Agreement – may refer to: agreement (linguistic) or concord, cross-references between parts of a gentlemen`s agreement, not applicable by law, enforceable in a court of reliability (statistics) in the sense, for example, inter advise… Wikipedia In English, defective verbs usually show no match for the person or number, they contain modal verbs: can, can, can, must, must, should, should, should. The isolation of the list of works that should be considered “fundamental” in a given field or subsector is obviously a very subjective question, for which it may be difficult (if not impossible) to reach consensus; however, these works, hopefully, will put, if not all works on agreement, that would merit such a name (see also Chomsky 2000 and Chomsky 2001, both cited as test-goal). Moravcsik 1978 is a groundbreaking typological study of the conformity of a large typological sample. George and Kornfilt in 1981, Fassi Fehri in 1988, Bobaljik in 1995, Chung in 1998 and Rackowski and Richards 2005 are supposed to be case studies on agreement in certain languages (or language families), but they have proven to be very influential and important for the development of the theory of concordance in general. In 1997, research on uniqueness in the language of adults and the study of language learning. Anagnostopoulou 2003 is an innovative case study on how agreement (and climate doubling) can help to understand the syntax of a given construction, in this case the verb ditransity. Wechsler and Zlati`2003 represent a theory of adequacy that lies in the grammar of the head-controlled sentence structure (HPSG) and lexical-functional grammar (LFG), paying particular attention to discursium phenomena and the resolution of chords in coordinations. There is also a consensus between pronouns and precursors.
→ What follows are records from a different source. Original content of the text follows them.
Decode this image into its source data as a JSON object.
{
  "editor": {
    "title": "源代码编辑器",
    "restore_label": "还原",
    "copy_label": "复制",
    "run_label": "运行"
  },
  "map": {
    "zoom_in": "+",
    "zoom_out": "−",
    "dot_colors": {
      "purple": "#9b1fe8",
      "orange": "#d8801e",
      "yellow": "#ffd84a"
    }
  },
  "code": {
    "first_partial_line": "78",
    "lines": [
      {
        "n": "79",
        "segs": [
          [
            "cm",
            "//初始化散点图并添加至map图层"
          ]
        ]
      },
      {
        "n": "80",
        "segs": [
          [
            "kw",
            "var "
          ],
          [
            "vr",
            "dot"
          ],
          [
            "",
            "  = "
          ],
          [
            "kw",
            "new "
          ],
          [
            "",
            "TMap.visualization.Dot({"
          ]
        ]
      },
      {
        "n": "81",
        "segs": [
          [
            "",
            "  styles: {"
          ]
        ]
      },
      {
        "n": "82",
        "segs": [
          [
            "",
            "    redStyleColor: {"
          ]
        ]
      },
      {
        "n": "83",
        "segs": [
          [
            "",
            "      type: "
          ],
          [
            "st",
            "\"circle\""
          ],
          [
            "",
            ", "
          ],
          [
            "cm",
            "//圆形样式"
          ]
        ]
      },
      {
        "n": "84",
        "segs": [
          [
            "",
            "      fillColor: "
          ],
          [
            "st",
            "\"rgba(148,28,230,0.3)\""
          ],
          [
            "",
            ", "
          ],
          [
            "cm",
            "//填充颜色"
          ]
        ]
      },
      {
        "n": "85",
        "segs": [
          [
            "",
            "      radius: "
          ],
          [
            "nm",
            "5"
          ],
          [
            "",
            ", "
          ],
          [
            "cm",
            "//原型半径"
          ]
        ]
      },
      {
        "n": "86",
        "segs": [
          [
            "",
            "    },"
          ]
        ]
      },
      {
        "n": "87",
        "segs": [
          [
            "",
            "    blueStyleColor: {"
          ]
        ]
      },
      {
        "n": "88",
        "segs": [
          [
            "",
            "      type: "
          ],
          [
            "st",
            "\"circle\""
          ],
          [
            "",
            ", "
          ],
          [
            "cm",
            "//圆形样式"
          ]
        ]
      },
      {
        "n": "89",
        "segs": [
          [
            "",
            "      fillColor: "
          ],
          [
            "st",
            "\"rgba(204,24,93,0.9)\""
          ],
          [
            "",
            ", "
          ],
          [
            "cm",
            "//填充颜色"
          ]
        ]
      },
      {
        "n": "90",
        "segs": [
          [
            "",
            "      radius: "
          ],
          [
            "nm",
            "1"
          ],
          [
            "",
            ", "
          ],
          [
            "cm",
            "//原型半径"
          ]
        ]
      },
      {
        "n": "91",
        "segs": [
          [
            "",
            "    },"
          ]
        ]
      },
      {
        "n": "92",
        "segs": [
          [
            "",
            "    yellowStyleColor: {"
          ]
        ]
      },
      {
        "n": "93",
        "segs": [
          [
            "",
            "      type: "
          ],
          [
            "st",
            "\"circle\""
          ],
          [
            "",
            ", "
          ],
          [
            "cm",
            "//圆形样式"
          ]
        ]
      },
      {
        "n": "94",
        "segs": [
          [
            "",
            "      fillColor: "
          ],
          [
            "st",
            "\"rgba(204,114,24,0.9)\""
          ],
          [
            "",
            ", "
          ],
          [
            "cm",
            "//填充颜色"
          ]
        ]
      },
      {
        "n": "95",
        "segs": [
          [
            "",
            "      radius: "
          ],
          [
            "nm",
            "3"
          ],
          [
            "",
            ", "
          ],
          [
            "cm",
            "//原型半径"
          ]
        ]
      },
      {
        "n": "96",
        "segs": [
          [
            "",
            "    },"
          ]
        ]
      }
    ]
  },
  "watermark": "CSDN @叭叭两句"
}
Examples of this are found in English (although English pronouns mainly follow natural sex and not grammatical sex): a complete treatment of Morphosyntax Germanic flexion systems, which are used in distributed morphology (DM; see Walnut 1997, citing morphological approaches; and Morris Halle and Alex Marantz, 1963, “Distributed Morphology and the Pieces of Inflection,” in The View from Building 20: Essays in Linguistics in Honor of Sylvain Bromberger, edited by Kenneth L. Hale, Samuel Jay Keyser, and Sylvain Bromberger, Cambridge, MA: MIT Press, p. 11-176). Although this work does not involve concordance (but rather flexion in general), this work is decisive enough to determine the division of labour between morphology and syntax when dealing formally with chords in a minimalist/DM framework. A proposal on case interaction, agreement, tension and licensing for subjects, based on data from both adult language and language learning. Another characteristic is the agreement in entries that have different forms for different sexes: a rare type of chord that phonologically copies parts of the head instead of agreeing with a grammatical category. [4] For example, in Bainouk: Linguistics – /ling gwistiks/n. (uses with a sing. v.) the science of language, including phonetics, phonology, morphology, syntax, semantics, pragmatist and historical linguistics.